*** Opening of Data to use ***
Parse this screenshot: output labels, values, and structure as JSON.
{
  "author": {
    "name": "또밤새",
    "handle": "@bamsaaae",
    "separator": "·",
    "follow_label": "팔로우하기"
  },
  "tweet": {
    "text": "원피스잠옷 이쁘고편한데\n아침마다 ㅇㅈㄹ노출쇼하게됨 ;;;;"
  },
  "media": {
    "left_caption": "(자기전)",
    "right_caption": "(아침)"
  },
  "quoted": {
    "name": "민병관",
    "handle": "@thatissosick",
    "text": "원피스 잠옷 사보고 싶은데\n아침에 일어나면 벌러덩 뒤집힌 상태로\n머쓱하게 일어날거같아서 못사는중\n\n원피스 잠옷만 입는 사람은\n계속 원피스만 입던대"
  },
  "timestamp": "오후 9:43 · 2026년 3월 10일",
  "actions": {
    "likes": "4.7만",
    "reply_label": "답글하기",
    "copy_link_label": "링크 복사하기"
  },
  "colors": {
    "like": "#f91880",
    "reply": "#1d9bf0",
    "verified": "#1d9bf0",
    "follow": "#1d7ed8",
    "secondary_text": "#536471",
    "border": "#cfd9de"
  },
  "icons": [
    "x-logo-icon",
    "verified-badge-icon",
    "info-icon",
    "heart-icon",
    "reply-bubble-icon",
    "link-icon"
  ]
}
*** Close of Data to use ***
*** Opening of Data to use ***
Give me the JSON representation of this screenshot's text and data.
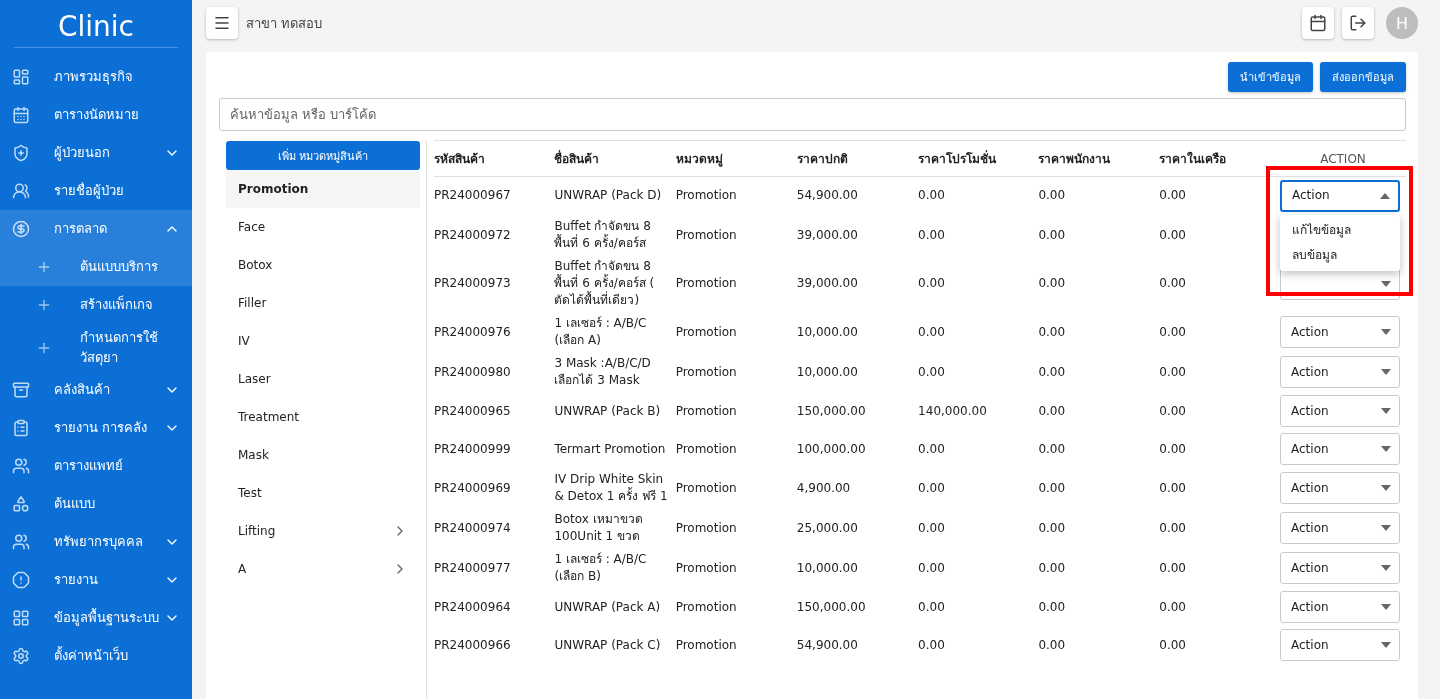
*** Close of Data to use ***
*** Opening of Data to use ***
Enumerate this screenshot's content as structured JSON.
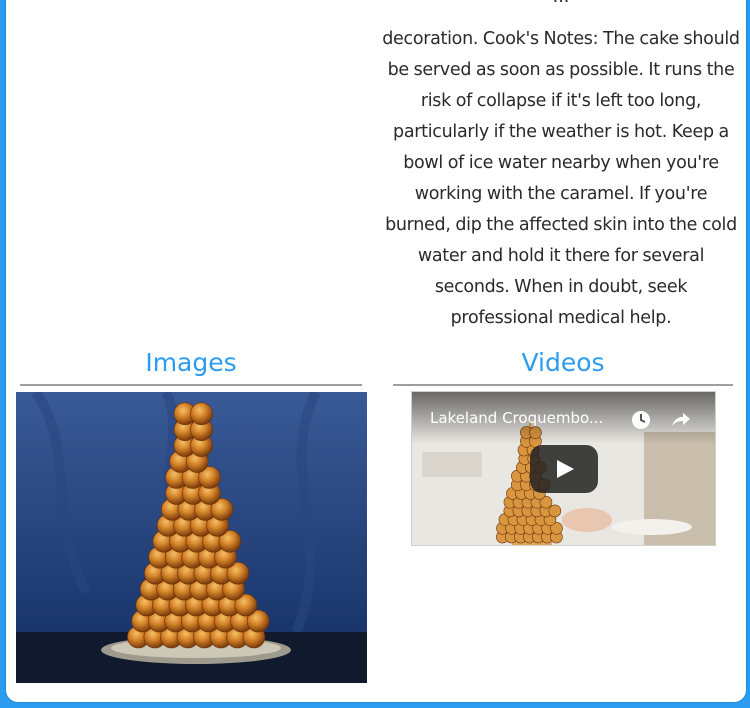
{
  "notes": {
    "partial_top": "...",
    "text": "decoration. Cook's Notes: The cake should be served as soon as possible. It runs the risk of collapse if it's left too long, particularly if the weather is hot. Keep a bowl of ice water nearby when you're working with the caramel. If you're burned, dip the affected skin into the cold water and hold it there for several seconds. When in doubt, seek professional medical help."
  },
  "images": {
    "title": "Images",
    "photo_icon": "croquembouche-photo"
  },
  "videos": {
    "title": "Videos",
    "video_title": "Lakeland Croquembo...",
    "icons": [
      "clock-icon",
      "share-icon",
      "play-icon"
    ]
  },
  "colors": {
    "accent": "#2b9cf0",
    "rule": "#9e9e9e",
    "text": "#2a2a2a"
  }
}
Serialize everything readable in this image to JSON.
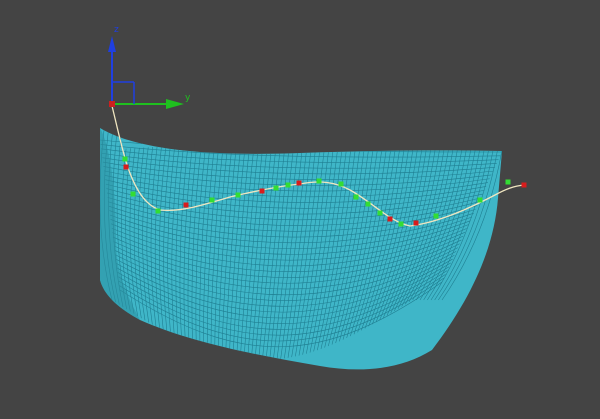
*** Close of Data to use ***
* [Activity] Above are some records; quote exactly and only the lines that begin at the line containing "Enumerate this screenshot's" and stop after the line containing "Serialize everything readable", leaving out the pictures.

* [Answer box]
Enumerate this screenshot's content as structured JSON.
{
  "notes": {
    "partial_top": "...",
    "text": "decoration. Cook's Notes: The cake should be served as soon as possible. It runs the risk of collapse if it's left too long, particularly if the weather is hot. Keep a bowl of ice water nearby when you're working with the caramel. If you're burned, dip the affected skin into the cold water and hold it there for several seconds. When in doubt, seek professional medical help."
  },
  "images": {
    "title": "Images",
    "photo_icon": "croquembouche-photo"
  },
  "videos": {
    "title": "Videos",
    "video_title": "Lakeland Croquembo...",
    "icons": [
      "clock-icon",
      "share-icon",
      "play-icon"
    ]
  },
  "colors": {
    "accent": "#2b9cf0",
    "rule": "#9e9e9e",
    "text": "#2a2a2a"
  }
}
Serialize everything readable in this image to JSON.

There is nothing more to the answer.